_Problem description:_
Look through the records below and collect all lines that hold the string "Formulars".
◆ ◆ ◆ ◆ ◆ ◆ ◆
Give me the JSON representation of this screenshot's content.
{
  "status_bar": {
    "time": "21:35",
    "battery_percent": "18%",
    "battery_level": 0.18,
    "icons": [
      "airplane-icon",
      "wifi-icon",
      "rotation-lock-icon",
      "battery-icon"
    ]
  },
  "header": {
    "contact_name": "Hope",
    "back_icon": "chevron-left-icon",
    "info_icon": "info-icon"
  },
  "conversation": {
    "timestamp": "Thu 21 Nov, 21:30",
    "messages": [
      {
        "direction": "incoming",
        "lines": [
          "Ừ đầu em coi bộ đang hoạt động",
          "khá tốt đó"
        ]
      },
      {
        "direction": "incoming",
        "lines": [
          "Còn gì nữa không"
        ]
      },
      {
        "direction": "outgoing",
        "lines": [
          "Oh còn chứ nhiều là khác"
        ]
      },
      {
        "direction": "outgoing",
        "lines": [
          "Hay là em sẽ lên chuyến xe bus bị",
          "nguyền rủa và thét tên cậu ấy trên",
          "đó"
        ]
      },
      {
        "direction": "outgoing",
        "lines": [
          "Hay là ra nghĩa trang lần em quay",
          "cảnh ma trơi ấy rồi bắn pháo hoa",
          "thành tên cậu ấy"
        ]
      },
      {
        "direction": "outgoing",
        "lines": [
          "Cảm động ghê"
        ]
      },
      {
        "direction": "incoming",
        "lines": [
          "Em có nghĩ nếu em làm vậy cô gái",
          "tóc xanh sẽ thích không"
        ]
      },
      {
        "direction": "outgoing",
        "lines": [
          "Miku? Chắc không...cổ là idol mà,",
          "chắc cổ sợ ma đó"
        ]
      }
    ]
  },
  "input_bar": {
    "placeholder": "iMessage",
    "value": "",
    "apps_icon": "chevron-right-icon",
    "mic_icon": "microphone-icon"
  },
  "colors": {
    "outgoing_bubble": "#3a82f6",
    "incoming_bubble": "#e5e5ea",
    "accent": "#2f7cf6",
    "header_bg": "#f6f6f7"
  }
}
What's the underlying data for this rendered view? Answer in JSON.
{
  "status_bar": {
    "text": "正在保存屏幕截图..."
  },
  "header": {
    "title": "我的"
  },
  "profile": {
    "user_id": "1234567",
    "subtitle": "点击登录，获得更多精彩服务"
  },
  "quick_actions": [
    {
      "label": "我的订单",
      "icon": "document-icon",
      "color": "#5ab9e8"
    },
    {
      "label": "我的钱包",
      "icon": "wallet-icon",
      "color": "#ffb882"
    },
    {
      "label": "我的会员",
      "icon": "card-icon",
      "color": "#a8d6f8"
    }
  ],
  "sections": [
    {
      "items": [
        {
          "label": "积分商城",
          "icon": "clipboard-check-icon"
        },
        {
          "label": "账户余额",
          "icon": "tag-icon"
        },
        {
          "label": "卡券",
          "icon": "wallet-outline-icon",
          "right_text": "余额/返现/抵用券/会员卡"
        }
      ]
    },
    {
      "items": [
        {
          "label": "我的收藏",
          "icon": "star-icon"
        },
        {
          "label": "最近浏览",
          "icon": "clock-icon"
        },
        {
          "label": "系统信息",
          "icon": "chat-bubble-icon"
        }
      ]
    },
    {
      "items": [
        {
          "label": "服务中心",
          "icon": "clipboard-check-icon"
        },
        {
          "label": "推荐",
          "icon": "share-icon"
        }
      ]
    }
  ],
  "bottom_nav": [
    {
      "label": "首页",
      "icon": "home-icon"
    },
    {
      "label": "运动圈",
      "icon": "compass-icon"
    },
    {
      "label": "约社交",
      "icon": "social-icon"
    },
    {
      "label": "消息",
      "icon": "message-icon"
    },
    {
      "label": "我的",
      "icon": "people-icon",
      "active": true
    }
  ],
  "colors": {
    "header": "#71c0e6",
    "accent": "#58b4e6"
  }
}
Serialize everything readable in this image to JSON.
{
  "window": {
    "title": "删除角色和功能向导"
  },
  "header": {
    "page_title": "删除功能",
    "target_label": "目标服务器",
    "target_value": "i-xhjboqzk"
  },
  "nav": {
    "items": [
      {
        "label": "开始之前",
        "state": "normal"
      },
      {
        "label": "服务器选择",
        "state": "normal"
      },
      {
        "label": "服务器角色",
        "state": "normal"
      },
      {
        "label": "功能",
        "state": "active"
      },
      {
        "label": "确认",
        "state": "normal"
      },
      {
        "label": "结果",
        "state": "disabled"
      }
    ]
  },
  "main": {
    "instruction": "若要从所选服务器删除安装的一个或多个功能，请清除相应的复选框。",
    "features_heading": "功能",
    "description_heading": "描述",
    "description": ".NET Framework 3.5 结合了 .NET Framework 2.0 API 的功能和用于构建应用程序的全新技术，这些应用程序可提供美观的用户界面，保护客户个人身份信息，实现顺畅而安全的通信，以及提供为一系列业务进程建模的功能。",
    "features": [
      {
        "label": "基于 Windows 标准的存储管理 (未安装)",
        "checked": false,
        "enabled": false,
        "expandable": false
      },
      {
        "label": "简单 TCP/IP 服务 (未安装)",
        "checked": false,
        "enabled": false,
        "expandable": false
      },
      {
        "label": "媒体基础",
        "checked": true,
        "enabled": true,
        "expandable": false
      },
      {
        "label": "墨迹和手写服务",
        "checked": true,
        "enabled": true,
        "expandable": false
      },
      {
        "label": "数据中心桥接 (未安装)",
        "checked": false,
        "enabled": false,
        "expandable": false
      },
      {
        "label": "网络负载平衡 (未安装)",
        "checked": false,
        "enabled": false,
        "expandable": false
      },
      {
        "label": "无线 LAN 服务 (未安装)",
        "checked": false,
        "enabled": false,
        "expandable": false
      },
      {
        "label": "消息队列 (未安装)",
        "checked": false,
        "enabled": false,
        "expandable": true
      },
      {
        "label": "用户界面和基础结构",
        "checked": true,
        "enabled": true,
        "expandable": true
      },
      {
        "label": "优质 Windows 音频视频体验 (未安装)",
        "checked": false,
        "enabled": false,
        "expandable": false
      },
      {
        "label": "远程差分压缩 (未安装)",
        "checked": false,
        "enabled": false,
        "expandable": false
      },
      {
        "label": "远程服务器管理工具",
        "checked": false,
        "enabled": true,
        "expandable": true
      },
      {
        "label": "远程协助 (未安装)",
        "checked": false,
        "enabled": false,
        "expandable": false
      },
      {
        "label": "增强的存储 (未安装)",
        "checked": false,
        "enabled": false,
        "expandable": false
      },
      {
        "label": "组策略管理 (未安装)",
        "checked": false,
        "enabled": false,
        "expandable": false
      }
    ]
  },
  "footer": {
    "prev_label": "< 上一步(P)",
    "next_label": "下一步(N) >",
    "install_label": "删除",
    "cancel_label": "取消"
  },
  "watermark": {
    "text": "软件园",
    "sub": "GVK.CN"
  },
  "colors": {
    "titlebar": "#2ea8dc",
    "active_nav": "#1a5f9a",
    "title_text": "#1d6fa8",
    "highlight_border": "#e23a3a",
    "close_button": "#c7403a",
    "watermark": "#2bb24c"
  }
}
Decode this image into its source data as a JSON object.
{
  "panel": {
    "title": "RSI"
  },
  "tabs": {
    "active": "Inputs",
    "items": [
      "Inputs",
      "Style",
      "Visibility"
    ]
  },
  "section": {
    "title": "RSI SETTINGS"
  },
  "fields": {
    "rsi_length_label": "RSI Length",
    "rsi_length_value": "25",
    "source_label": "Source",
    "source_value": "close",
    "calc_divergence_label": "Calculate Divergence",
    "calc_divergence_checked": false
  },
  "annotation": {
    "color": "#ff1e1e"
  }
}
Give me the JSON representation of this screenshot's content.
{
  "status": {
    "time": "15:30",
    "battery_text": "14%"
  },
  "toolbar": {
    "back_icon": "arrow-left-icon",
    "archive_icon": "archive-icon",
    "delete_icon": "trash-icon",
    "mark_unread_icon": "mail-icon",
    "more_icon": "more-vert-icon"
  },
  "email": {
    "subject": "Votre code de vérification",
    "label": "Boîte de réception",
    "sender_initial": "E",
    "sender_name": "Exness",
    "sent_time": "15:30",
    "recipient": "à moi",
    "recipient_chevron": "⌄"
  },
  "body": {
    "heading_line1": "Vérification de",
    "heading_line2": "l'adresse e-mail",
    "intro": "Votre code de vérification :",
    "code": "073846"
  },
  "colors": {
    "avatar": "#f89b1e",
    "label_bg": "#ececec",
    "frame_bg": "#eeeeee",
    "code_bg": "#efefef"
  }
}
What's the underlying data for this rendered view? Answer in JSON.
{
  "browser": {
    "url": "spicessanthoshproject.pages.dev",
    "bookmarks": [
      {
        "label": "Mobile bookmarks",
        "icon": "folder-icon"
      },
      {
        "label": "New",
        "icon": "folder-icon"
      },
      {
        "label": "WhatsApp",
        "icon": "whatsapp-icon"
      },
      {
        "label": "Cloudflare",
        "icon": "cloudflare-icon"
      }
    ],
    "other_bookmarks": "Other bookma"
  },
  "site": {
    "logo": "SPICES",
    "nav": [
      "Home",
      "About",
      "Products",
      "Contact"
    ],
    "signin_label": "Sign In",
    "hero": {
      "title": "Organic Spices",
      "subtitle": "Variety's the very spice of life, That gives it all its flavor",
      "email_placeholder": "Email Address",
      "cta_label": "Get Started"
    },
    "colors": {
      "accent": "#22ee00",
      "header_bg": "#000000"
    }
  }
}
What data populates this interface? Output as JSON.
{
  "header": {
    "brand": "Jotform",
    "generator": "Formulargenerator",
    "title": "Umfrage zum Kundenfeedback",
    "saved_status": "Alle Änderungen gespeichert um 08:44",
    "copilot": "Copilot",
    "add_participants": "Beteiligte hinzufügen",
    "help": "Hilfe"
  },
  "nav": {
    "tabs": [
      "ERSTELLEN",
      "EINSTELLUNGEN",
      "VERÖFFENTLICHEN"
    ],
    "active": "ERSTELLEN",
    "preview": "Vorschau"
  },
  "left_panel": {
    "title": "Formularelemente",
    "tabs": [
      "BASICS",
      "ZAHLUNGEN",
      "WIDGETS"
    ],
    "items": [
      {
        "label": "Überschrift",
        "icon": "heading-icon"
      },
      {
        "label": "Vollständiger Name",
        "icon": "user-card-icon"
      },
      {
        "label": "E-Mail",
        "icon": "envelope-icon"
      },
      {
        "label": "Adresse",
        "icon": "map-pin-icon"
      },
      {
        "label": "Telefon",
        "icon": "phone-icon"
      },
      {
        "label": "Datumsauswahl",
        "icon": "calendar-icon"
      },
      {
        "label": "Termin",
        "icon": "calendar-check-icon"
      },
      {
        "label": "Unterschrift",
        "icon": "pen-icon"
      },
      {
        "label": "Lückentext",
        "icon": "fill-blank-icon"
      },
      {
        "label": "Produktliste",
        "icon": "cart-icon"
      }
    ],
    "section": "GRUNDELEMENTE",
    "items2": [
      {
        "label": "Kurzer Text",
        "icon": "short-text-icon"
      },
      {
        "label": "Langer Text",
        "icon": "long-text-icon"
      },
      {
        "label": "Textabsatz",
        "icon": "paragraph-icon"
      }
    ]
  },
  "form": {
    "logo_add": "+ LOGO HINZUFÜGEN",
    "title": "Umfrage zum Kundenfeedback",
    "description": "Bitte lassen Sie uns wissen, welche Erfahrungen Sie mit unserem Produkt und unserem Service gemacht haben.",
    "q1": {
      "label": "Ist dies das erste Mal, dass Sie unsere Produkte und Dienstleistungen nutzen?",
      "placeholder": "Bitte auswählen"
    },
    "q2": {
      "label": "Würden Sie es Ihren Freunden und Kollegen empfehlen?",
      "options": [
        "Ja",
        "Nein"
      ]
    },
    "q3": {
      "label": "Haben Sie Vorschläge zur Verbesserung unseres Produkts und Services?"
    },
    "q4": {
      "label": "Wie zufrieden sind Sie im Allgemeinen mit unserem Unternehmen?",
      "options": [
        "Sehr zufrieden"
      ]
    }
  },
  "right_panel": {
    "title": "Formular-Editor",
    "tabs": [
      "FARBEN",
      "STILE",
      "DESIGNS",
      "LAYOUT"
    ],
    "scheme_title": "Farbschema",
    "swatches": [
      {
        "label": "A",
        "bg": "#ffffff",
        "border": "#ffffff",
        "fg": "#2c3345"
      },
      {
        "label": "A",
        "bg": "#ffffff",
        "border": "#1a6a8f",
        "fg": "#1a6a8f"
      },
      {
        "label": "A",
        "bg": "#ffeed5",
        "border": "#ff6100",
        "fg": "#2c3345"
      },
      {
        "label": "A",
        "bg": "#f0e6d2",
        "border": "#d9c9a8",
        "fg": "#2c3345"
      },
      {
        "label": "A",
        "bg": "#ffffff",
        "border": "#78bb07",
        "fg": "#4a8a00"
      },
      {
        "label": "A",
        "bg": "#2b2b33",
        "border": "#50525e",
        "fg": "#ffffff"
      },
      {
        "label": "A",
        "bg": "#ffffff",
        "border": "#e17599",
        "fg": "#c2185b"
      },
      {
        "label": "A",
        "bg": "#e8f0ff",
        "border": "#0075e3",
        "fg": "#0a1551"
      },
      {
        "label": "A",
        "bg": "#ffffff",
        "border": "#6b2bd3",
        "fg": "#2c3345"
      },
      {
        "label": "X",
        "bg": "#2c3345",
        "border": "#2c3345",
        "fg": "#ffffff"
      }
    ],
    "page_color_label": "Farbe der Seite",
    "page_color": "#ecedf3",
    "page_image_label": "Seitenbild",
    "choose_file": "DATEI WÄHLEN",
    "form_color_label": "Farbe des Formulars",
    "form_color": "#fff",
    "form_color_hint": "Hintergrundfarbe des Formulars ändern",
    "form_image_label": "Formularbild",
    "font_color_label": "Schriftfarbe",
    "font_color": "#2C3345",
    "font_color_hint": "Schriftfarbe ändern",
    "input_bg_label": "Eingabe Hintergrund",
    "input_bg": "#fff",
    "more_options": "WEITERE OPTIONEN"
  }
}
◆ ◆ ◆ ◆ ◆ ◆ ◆
_Solution below:_
    "form_color_label": "Farbe des Formulars",
    "form_color_hint": "Hintergrundfarbe des Formulars ändern",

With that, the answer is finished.